- _Listed entries_

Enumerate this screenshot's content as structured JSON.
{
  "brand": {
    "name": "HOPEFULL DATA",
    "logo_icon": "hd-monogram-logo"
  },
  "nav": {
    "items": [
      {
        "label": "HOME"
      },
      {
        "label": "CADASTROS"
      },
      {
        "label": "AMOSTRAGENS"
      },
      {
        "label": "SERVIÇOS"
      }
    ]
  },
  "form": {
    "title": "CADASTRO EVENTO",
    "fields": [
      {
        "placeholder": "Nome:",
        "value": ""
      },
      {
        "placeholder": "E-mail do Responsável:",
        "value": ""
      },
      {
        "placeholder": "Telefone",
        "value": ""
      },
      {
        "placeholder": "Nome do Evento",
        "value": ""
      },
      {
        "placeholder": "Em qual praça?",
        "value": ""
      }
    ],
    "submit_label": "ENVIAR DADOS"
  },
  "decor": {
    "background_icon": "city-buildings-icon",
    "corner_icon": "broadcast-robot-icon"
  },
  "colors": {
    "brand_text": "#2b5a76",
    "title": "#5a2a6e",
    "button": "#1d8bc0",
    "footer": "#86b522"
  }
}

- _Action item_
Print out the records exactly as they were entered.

- _Exercise solution_
Enumerate this screenshot's content as structured JSON.
{
  "brand": {
    "name": "HOPEFULL DATA",
    "logo_icon": "hd-monogram-logo"
  },
  "nav": {
    "items": [
      {
        "label": "HOME"
      },
      {
        "label": "CADASTROS"
      },
      {
        "label": "AMOSTRAGENS"
      },
      {
        "label": "SERVIÇOS"
      }
    ]
  },
  "form": {
    "title": "CADASTRO EVENTO",
    "fields": [
      {
        "placeholder": "Nome:",
        "value": ""
      },
      {
        "placeholder": "E-mail do Responsável:",
        "value": ""
      },
      {
        "placeholder": "Telefone",
        "value": ""
      },
      {
        "placeholder": "Nome do Evento",
        "value": ""
      },
      {
        "placeholder": "Em qual praça?",
        "value": ""
      }
    ],
    "submit_label": "ENVIAR DADOS"
  },
  "decor": {
    "background_icon": "city-buildings-icon",
    "corner_icon": "broadcast-robot-icon"
  },
  "colors": {
    "brand_text": "#2b5a76",
    "title": "#5a2a6e",
    "button": "#1d8bc0",
    "footer": "#86b522"
  }
}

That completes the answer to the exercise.